While Vocaloid trumpets its ability to allow users the freedom to do what they want with the sounds and the characters’ images, there are restrictions. The main one is that there are only a handful of avatars to play around with, and they all cost money.
“Utau is a community created entirely by users,” says Ceriph, who asked that his real name not be used for fear of getting in trouble at his job. Those using Utau can create characters all their own with a unique voice, and share them with the world for others to use free of charge.
“Lots of Utau creators don’t really follow Nico Nico trends,” Ceriph says. “At one point, high-speed Vocaloid songs were popular, and everyone just made the same sort of song over and over again. But Utau users don’t really make fad songs.”
Yufu, mus.hiba‘s preferred Utau character, represents this trend well. Created in late 2008 by Rokka Fuyou, her appearance differs drastically from most Vocaloid or Utau characters. Whereas most feature an array of bright colors, Yufu is monochrome, reflecting her wintery image. As for Yufu’s voice, Ceriph says, “Her whispery vocals don’t really fit” with the “energetic” vocals of Miku and the other Vocaloid options.
“I always try to include the character’s theme in the song,” mus.hiba says about writing music. “I’m always thinking about her image within the song. With Sekka Yufu, that includes snow, the winter, being cold.”
The upcoming album’s title, “White Girl,” refers to Yufu. One of the tracks is titled “Slow Snow,” and much like the other songs on the album, it has an icy atmosphere that moves slowly but then surprises with moments of release.
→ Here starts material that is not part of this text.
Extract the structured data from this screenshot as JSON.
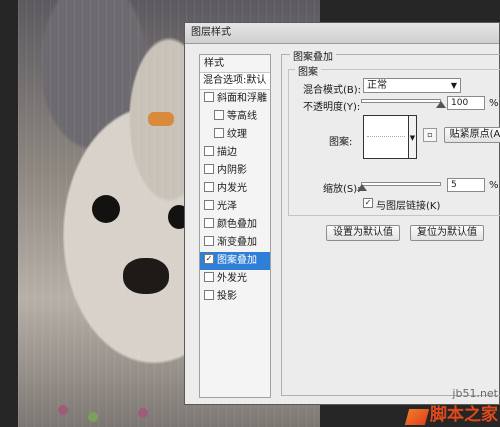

Yufu’s vocals serve as another layer in a blizzard of electronic sound.
“I think the winter is only so-so,” mus.hiba says with a laugh. “I like spring much more.”
Even within the Utau community, mus.hiba is a lone wolf of sorts.
“I was influenced by chillwave artists such as Slow Magic, Sun Glitters and Taquwami, and the Los Angeles beat scene,” he says. “When I started out, there wasn’t really anyone using Vocaloid as an instrument in the way I was.”
And unlike many of his peers, mus.hiba has gravitated away from Nico Nico to gain more widespread attention.
“Mus.hiba put his songs up on Nico Nico initially, but didn’t get much of a response,” Ceriph says. “Instead, he moved to SoundCloud and similar sites that reach people who liked that type of music. That’s really rare for someone in the Utau community to do.”
That migration exposed mus.hiba to a wider range of artists, such as English producer bo en and America’s Meishi Smile (mus.hiba has collaborated with and remixed with both). Mus.hiba played on the same bill as Meishi Smile this past May at live-streaming venue 2.5D, and that performance attracted Noble’s attention.
It also earned mus.hiba the chance to work with human singers. Online imprint Bunkai-Kei Records released mus.hiba‘s “Lycoris” EP this past October. Every song features a human voice, including Japan’s Smany and New York’s Abigail Press.
“It was actually easy, because I didn’t have to program any voices,” mus.hiba says. “It was really fun.”
Moving forward, mus.hiba says a remix album of “White Girl” will come out next year, while his next full-length has started taking shape. Whether it will feature singing from people or programs remains to be seen, but if it’s the latter, mus.hiba says he won’t be breaking up with Yufu.
“If I keep making music like this, I’m going to stick with her,” he says. “She is the voice for me.”